PM Kisan, one of the world’s largest welfare schemes with a targeted beneficiary strength of 140 million, seems to be running well behind schedule, going by data on the disbursement of funds.
The scheme was started on Dec 1 2018, and has so far enrolled only around 7 cr (70 million) farmers against the target of 14 cr.
Part of the reason is the multiple levels of screening and verification involved in selected the beneficiaries.
The latest disbursement data provide further evidence that the scheme is not scaling as expected.
For example, the government set apart Rs 20,000 cr for disbursal under the PM-Kisan scheme for the months of December to March, but the actual disbursement was only Rs 6,005 cr.
Even within this 6,000 cr, 2,222 cr was disbursed to farmers in just one state – Uttar Pradesh. Just three states — Uttar Pradesh, Gujarat and Andhra Pradesh — accounted for more than 57% (Rs 3,432 cr) of the total disbursal. On the other extreme was Karnataka, where farmers got only Rs 3.9 cr during those four months from PM Kisan scheme.
Part of the reason may have been politics.
The PM Kisan scheme was considered a pre-poll sop announced by the center designed to increase the ruling BJP government’s appeal among the small farmers and their dependents. As such, states like Karnataka have been less than enthusiastic about implementing it ahead of the elections in April/May.
“The onus lies with the State/UTs Governments to identify the beneficiaries and upload their details thereof on PM-KISAN portal,” said Agriculture minister Narendra Singh Tomar.
However, the pace of additions have picked up in the current financial year, though they are nowhere near the numbers that were projected at the beginning.
The government set apart Rs 75,000 cr for disbursal this year.

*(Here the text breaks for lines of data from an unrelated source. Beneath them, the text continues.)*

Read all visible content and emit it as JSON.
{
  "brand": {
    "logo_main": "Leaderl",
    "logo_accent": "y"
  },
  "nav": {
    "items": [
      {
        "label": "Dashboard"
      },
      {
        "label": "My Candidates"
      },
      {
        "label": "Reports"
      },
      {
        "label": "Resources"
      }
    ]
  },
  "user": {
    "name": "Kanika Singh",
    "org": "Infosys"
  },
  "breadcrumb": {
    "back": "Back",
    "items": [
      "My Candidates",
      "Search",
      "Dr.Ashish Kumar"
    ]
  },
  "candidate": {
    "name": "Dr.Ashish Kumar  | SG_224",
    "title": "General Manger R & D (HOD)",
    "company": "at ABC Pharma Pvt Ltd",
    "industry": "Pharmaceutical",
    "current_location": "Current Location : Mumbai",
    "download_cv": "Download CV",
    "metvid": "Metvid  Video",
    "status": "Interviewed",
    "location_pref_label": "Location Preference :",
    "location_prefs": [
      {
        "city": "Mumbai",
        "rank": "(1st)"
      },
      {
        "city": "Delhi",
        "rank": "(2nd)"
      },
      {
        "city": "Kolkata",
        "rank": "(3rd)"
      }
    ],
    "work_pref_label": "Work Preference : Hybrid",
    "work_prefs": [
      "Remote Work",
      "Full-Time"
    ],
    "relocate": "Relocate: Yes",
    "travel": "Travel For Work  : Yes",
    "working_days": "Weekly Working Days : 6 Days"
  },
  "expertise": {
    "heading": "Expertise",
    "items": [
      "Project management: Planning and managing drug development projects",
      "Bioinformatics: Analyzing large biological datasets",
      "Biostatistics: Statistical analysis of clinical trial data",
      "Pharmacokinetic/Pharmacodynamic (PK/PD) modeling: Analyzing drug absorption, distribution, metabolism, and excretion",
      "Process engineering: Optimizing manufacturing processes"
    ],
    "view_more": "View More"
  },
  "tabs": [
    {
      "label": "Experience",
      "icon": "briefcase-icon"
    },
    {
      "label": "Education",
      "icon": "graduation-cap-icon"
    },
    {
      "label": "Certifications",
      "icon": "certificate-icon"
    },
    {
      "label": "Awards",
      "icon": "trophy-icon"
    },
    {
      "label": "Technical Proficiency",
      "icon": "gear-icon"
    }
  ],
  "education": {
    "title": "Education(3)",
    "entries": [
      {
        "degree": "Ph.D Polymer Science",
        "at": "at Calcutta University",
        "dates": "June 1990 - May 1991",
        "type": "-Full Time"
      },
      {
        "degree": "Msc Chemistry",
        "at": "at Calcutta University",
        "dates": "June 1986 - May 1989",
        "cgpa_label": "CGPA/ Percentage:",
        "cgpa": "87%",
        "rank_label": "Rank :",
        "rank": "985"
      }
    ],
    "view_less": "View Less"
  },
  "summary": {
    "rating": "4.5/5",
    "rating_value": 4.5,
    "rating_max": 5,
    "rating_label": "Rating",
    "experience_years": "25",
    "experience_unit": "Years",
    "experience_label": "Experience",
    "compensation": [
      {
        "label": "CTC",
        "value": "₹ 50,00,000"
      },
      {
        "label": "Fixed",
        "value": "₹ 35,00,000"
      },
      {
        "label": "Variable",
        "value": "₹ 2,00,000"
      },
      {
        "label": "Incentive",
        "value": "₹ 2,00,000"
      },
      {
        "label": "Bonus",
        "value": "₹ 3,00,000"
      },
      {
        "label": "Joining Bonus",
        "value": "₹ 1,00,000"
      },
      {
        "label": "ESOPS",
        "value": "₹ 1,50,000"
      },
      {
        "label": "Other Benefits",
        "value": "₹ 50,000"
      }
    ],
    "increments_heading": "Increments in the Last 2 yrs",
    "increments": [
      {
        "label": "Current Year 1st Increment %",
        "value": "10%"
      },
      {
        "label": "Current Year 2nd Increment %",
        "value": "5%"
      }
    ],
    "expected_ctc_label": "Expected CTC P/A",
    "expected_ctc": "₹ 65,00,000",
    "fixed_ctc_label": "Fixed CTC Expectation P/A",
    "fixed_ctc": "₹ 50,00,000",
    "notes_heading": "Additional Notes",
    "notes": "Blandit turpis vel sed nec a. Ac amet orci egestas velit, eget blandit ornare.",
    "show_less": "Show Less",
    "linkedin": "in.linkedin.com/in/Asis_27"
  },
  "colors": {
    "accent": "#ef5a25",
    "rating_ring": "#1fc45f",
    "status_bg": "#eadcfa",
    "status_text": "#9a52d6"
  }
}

However, with almost 9 months gone, only 29,877 cr has been disbursed yet.
On a positive note, the regional imbalances in the disbursal have largely disappeared.
Even though Uttar Pradesh still accounts for 22.6% of the total money sent to farmers during the current financial year so far, states like Karnataka have also started getting their act together.
The southern state accounted for 1,695 cr, or about 5.7%, of the total disbursal under the scheme this year.
Maharashtra was at No.2 with 2,736 cr, while Congress-ruled Rajasthan was at No.3 with Rs 2,269 cr.
Though called PM Kisan, it is largely meant as a sort of income guarantee scheme for anyone with even a small plot of land.
As long as the applicant has a piece of land and has not paid income tax nor received pension or salary from the government or a government organization, he or she can expect to get Rs 6,000 per year in the form of agricultural pension under the scheme.
Eager to increase enrollments, the government even removed the 5-acre upper limit on the size of the landholding for beneficiaries under this scheme, in June this year.
Tomar, however, said applications can be rejected even at the level of the bank, if the submitted data fails to match with what the banks have on their records.
To improve the pace of sign ups, the government has now allowed ‘farmers’ to apply directly for inclusion in PM-Kisan by visiting any Common Service Center — a kind of e-kiosk established under an earlier e-governance initiative by the government.
They can also register online on the project website by submitting their Aadhaar number, bank account number and mobile number.